Jaffa quake, Brexit poo and the things Twitter users really want
Planet Business: Bad news on almost every front
Brexit: a steaming pile of poo. Photograph: Daniel Leal-Olivas / AFP / Getty
Image of the week: Turd-way politics
Inside its annual conference in Brighton, the UK Labour party had decided not to pick Brexit as the subject of one of its “contemporary motions” to vote upon, its official policy on the issue being to “say nothing much and wait for the Tories to wipe themselves out”. Outside, protesters spent a sunny Sunday marching along the south coast seafront with placards that made excellent and appropriate use of the poo emoji. The next day, the party issued a statement on Brexit that started by echoing Theresa “I’m very clear” May with the words “Labour is clear...” followed by a bunch of nouns and verbs and prepositions that failed to spell out its position on the single market.
In numbers: Career limits
Percentage of men who believe women are paid and rewarded in an equal manner to men, according to a survey by recruitment firm Hays Ireland.
Percentage of women who believe the same thing.
Percentage of male respondents (in a total sample of 250) who said availing of flexible working options would be a career-limiting move for men. Maybe give it a go anyway?
The lexicon: Jaffa Quake
A Jaffa Quake has rocked the supermarket biscuit aisles and it’s about a 4.5 on the Shrinkflation Scale. McVitie’s, which says it produces “the original” jaffa cake, has cut the number of cakes/biscuits in the standard pack from 12 to 10. That obviously makes it easier to consume a pack in one go, but harder to equitably distribute one among three or four people. It’s also cut the recommended price, so if this is truly shrinkflation, then manufacturer United Biscuits (which also owns Jacob’s) is playing a longer game. Jaffa cakes have been produced by McVitie’s since 1927 and have spent much of that time trying to prove they’re a cake for tax purposes.
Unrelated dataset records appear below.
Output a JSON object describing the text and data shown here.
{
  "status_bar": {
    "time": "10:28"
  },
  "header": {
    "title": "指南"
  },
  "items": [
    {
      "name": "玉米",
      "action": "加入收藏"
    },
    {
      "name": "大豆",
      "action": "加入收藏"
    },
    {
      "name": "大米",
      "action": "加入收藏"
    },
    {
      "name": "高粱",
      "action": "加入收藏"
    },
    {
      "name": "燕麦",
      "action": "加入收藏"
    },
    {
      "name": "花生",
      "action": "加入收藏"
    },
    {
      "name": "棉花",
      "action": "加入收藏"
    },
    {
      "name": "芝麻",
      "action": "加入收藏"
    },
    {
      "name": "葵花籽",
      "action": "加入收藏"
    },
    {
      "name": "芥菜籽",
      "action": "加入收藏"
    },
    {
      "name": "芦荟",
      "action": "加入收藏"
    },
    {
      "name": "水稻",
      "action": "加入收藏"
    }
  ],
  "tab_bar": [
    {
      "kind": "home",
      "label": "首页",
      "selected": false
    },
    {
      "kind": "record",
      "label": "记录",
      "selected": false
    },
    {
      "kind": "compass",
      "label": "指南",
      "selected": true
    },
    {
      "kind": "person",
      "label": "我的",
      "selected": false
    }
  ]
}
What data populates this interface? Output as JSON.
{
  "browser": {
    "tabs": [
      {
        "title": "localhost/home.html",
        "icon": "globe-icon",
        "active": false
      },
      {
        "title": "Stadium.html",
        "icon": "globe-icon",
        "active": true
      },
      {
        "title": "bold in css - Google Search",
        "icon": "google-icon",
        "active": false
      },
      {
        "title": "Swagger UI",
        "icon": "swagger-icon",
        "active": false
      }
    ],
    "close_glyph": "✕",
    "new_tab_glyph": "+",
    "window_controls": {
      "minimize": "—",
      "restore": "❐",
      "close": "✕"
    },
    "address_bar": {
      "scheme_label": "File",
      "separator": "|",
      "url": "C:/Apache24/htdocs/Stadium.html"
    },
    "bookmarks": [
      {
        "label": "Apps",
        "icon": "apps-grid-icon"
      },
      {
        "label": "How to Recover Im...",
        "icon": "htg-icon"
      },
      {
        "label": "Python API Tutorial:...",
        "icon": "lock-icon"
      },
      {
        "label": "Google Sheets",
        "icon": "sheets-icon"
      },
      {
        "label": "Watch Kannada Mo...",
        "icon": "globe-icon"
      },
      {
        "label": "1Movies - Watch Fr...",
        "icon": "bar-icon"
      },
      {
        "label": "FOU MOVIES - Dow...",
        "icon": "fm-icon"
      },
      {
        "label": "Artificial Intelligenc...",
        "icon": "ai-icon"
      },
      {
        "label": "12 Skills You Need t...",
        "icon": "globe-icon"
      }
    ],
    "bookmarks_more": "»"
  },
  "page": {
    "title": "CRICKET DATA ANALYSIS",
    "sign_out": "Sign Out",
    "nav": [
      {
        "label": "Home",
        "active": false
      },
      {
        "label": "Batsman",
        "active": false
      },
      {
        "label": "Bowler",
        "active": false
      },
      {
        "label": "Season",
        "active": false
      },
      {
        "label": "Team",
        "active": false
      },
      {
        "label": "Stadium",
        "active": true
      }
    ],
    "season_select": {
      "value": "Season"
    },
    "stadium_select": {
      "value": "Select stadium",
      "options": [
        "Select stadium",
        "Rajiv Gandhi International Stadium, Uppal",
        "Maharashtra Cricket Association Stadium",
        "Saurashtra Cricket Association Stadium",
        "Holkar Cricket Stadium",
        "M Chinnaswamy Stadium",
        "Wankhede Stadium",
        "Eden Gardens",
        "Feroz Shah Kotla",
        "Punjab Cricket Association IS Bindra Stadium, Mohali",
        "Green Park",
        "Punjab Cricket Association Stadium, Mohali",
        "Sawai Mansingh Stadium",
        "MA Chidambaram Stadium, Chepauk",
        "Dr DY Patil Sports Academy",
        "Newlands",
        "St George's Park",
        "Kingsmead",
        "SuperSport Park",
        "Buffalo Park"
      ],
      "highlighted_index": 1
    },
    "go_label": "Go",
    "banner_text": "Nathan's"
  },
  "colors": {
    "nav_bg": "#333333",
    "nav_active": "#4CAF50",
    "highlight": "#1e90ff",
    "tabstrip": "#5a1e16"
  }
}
It might take more than a single quake to destroy this biscuit.
Getting to know: Alain Bellemare
Bombardier chief executive Alain Bellemare is – like the 4,500 people in Northern Ireland who work for the company he runs – having a nightmare week. The aerospace company has been slapped with a proposed 220 per cent US trade tariff on the sale of its CSeries jets to US airline Delta after the US Department of Commerce ruled in favour of rival Boeing in a legal dispute about state aid. The Canadian, in the job since 2015, had been trying to turn the company around after the CSeries aircraft came in more than two years late and about $2 billion over budget. Bellemare was recently obliged to defer until 2020 a handsome pay rise for a group of six senior executives, including himself, as it was pointed out that the company was undergoing way too much turbulence for it to be justified.
The list: Things Twitter users want
Twitter’s announcement that it is trialling 280-character tweets, effectively moving away from its 140-character core feature, has been met with an overflow of derision from tweeters who would much prefer the company introduced these things instead.
1. Fewer bots: Is there anyone human out there?
2. Protection from harassment: Same question applies.
3. Chronological tweets: What was it like in the past, old wise one? Well, my child, people read things in the chronological order that logic intended.
4. Truth: Imagine if the “okay, you won’t see this as much” message that pops up when you click on “see less often” actually meant something.
5. An edit button: Come on, it’s about ducking time.